(Entries from a dataset of interfaces)
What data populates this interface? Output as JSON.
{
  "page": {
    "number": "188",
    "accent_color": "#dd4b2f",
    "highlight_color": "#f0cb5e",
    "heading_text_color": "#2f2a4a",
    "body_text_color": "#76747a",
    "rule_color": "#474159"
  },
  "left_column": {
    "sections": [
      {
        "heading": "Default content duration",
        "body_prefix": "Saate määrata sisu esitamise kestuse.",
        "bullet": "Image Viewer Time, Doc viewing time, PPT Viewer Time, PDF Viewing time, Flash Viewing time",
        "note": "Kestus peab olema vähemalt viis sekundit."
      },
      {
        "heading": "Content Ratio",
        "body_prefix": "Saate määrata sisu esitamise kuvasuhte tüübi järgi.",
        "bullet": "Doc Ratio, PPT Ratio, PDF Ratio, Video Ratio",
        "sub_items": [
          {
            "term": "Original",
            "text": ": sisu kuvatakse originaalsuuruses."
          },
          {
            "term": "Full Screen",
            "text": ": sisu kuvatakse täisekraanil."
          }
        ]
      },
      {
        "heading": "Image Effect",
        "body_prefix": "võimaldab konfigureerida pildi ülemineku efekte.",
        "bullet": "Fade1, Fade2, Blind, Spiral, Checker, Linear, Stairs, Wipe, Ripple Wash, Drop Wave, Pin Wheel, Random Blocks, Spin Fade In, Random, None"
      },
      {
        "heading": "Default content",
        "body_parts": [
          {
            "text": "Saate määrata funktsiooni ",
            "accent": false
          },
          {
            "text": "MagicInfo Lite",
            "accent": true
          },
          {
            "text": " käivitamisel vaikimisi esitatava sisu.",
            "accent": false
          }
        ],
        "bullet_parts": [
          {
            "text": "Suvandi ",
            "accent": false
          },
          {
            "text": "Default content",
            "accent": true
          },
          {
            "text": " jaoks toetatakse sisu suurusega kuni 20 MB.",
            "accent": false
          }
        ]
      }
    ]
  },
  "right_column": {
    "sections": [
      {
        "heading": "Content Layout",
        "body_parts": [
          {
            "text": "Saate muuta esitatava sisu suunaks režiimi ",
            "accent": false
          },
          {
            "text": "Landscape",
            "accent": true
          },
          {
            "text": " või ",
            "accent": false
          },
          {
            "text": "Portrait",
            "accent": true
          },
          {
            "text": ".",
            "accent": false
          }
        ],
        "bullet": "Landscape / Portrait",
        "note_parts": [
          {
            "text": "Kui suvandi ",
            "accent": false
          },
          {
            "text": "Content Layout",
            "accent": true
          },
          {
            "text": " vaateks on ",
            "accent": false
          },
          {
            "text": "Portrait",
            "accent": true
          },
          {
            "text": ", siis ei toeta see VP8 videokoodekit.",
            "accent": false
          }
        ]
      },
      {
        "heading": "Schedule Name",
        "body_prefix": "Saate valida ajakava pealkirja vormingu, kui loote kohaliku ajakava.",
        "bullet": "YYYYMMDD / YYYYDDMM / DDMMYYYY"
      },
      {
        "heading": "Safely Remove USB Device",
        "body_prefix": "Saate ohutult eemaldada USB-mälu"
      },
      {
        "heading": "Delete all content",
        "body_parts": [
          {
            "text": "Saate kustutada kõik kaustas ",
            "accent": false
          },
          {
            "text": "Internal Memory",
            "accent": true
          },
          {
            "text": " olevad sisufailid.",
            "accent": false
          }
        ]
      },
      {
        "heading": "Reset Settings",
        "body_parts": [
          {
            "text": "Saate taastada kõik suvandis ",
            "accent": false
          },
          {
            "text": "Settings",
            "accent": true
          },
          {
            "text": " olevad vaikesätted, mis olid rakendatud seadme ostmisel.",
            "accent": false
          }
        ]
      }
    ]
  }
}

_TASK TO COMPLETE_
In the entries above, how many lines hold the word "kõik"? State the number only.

_ANSWER FOR THE TASK_
2